(Dataset items)
____

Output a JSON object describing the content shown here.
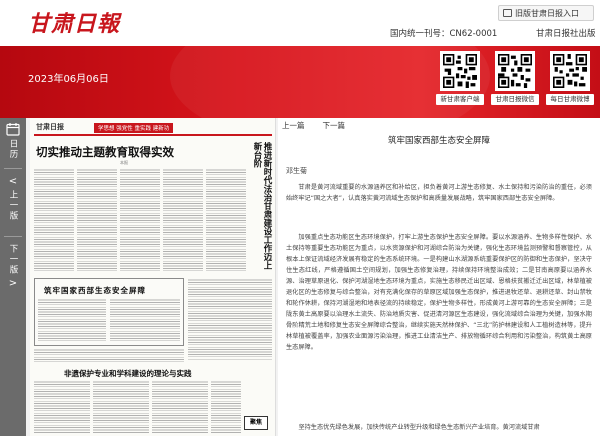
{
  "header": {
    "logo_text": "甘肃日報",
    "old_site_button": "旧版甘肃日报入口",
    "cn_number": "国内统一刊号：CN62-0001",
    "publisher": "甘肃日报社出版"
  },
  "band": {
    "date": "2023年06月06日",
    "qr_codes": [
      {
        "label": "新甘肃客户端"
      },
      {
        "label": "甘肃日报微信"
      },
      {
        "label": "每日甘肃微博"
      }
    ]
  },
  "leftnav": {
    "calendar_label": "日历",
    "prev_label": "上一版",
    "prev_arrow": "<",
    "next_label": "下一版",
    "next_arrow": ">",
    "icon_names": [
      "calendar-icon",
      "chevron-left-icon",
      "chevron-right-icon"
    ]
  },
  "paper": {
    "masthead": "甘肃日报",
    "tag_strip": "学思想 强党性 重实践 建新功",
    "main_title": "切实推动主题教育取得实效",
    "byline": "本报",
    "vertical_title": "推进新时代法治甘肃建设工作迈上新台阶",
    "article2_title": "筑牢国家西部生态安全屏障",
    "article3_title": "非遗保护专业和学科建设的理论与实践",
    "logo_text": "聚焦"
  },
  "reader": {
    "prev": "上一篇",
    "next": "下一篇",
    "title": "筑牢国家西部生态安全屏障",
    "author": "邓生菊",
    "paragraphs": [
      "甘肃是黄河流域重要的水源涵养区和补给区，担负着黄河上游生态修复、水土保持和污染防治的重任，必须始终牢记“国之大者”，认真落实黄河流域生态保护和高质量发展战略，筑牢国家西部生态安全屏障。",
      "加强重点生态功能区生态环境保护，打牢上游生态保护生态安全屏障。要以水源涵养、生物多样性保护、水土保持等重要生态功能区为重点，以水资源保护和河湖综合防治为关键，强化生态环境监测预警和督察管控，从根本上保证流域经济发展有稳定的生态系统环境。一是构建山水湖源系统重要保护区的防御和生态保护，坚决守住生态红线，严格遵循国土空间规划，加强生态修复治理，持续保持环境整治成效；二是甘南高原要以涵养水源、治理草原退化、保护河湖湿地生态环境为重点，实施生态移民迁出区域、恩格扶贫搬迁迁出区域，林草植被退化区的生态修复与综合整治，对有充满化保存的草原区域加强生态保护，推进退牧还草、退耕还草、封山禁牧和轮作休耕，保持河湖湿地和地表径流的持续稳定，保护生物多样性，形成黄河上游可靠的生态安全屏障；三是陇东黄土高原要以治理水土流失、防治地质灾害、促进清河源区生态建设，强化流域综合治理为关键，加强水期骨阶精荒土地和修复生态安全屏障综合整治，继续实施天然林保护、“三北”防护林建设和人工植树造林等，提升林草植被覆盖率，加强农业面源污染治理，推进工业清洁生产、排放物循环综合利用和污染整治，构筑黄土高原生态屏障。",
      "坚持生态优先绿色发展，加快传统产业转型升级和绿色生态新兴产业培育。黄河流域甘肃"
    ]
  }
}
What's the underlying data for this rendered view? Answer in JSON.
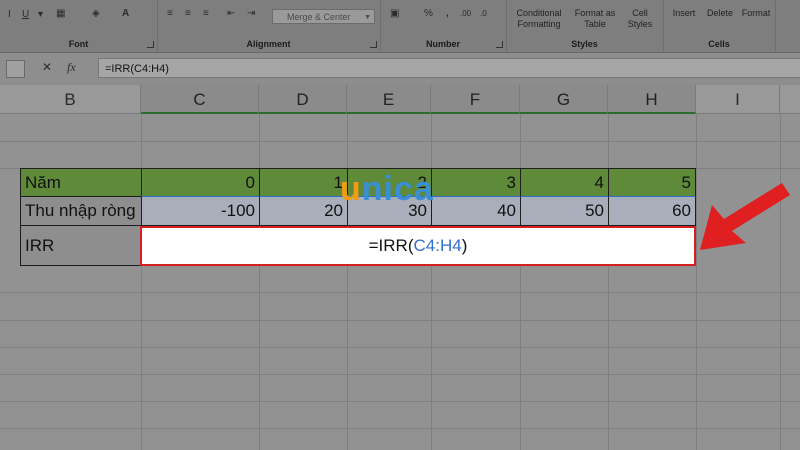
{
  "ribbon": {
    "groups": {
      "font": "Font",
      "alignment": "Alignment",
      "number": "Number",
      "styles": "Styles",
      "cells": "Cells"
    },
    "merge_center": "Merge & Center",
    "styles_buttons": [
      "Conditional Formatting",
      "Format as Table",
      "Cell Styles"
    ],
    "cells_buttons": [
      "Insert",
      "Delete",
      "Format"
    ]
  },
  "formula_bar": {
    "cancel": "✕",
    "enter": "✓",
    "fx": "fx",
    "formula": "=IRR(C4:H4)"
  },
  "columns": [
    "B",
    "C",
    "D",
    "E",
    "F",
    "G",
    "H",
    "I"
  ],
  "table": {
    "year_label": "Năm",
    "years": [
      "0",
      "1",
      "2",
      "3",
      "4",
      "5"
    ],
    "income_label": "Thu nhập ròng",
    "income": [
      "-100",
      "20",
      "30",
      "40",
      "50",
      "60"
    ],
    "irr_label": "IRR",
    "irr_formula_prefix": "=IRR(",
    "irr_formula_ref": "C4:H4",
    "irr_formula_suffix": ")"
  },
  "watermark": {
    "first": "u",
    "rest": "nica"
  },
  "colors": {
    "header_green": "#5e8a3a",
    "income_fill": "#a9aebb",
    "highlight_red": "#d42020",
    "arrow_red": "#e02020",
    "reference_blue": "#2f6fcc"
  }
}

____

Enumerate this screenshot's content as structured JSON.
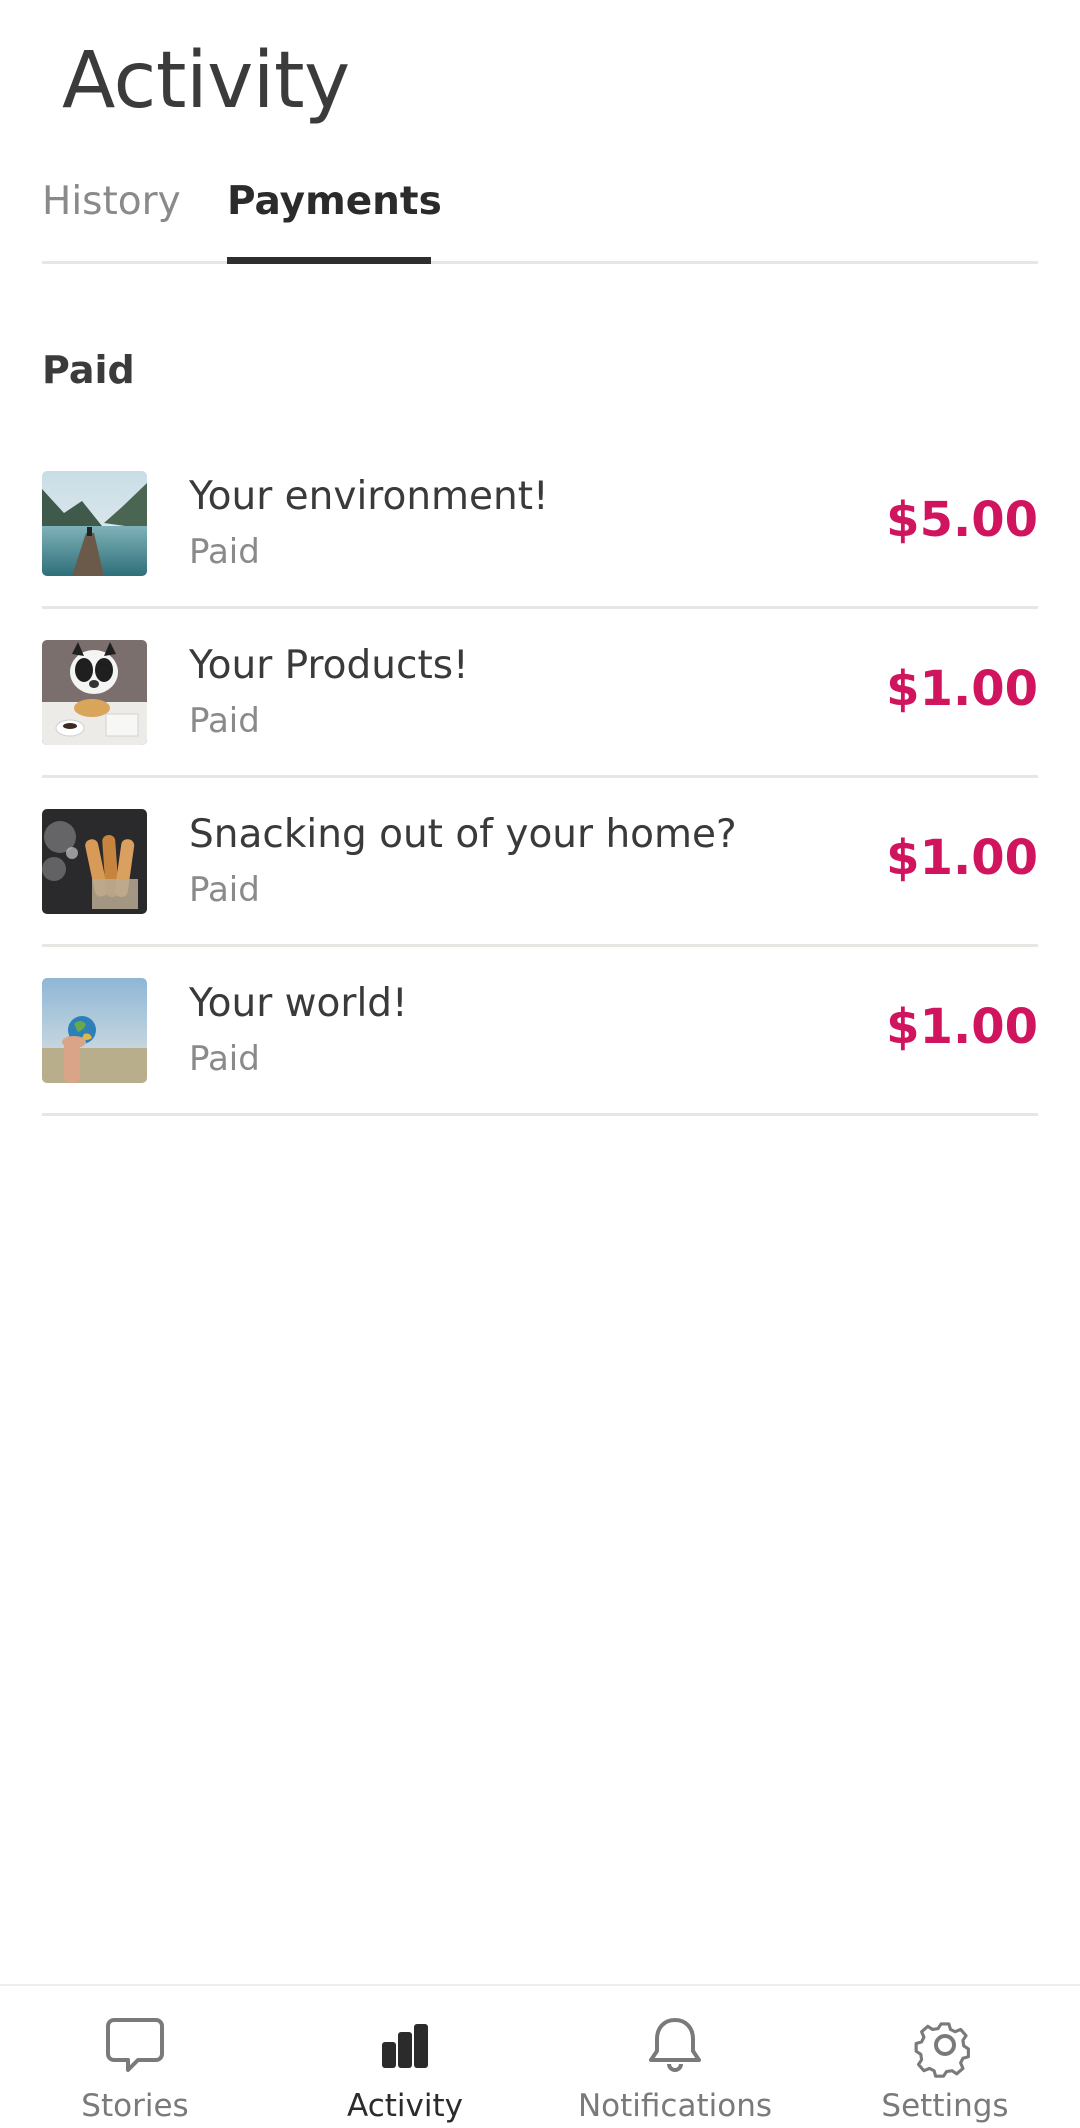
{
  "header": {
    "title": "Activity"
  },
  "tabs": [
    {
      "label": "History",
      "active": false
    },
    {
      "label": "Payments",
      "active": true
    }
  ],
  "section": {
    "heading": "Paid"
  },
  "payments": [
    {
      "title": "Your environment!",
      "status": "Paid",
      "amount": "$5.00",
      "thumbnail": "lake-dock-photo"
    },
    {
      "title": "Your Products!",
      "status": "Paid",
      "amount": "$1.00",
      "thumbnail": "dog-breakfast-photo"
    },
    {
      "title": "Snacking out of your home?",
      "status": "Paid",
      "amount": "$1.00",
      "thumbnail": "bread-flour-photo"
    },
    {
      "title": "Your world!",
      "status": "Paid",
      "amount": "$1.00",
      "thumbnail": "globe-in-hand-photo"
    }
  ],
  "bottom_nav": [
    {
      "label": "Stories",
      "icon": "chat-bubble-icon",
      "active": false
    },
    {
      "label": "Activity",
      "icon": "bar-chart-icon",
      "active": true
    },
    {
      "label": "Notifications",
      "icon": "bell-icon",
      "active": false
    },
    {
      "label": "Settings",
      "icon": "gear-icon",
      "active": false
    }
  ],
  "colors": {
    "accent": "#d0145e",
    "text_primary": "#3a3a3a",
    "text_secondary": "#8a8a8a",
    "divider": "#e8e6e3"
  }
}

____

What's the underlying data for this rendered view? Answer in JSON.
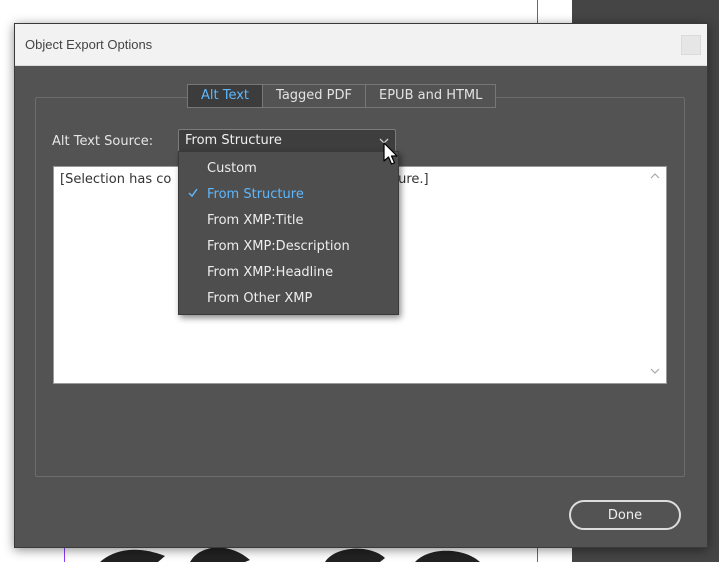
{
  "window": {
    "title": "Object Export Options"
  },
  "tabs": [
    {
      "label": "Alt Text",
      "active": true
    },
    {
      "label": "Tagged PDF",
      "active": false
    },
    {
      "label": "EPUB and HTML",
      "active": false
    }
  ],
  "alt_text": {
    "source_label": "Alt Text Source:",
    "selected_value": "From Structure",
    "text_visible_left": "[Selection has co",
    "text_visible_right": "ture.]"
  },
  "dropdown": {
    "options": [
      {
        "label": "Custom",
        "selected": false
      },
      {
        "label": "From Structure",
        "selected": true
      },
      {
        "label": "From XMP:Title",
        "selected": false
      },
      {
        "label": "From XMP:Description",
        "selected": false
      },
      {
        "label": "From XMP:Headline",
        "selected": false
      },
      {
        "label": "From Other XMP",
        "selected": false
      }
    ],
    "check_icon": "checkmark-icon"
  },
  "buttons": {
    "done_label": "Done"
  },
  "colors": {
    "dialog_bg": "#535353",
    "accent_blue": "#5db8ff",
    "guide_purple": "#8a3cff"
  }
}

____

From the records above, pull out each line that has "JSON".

Output a JSON object describing the content shown here.
What's the underlying data for this rendered view? Answer in JSON.
Enumerate this screenshot's content as structured JSON.
What's the underlying data for this rendered view? Answer in JSON.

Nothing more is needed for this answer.